Environmental factors related to entry into and ascent of fish in the experimental ladder located close to Itaipu Dam
environmental factors, reproduction, resting pools, pool, models, environmental variables, spillway, seasonal variation
Journal or Book Title
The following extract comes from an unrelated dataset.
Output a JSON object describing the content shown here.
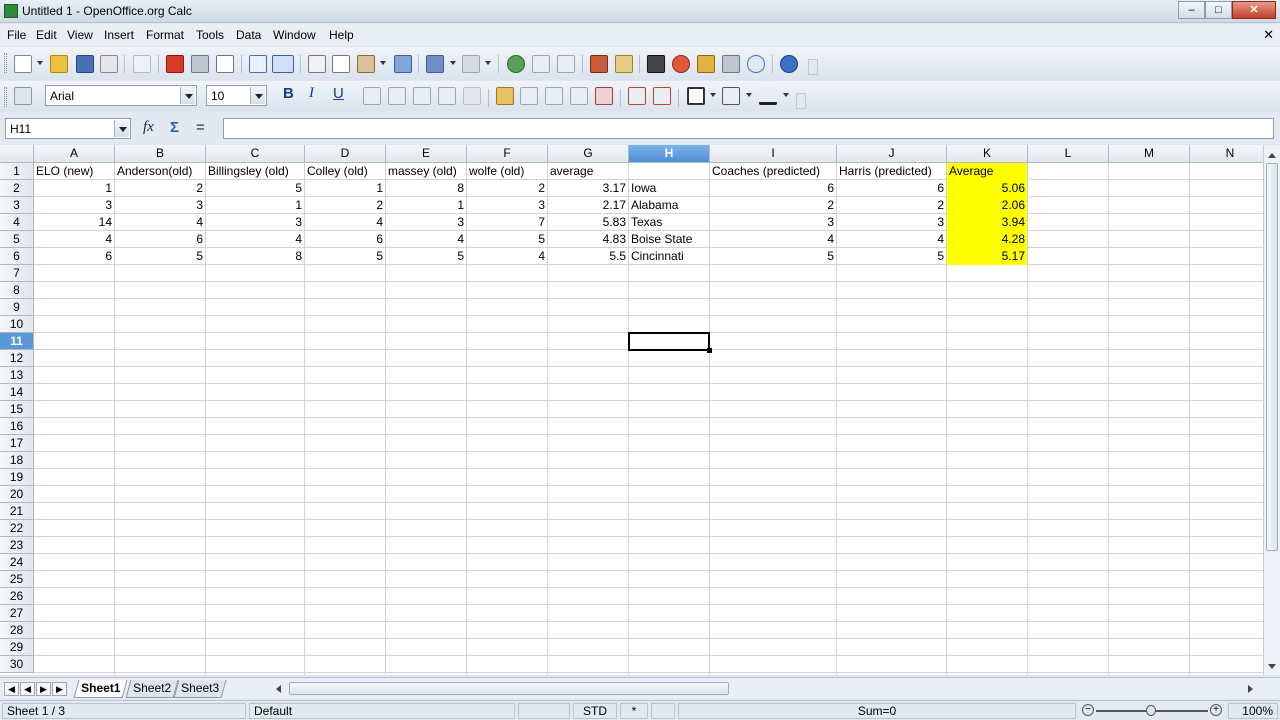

We evaluated the seasonality of the ascent of fish in an experimental ladder located close to Itaipu Dam, and its relationships to reproduction, temperature, river level and discharge. Samplings of fish and measurements of abiotic factors were performed from February, 1995 through January, 1997, in two resting pools of the ladder. Pool A was located 10 m above the mean level of the Paraná River; Pool B was located at the upper end of the ladder, at a height of 27 m. Autoregressive models were used to remove the temporal dependence between observations. Residuals of the models were used to relate, using Pearson's correlation coefficient, the densities of fish to the environmental variables. Clear patterns of seasonality were observed for temperature. River level, turbine discharge and spillway discharge, although they showed no clear seasonal dynamics, were time-dependent, because the autocorrelation coefficients for different k values were significant. In the samples of larger-sized fish, 23 species were recorded during the two years of study. Most of the individuals were in a non reproductive state, and about 90% of the individuals belonged to only six species. The temporal variability in total abundance, considering all species, indicated a pattern of seasonal variation; high abundances occurred from October through February (75%) and in Pool A (61% of the 1343 individuals sampled). Low abundances were recorded during winter, with the correlogram of total density confirming this tendency. In the samples of smaller-sized species, six species were recorded, with all six present in both pools, but more frequent in the first pool (64%). Bryconamericus stramineus comprised 99% of the total numbers of smaller fish in the samples. The total abundance of small species showed different temporal patterns of seasonal variation in the two years of study.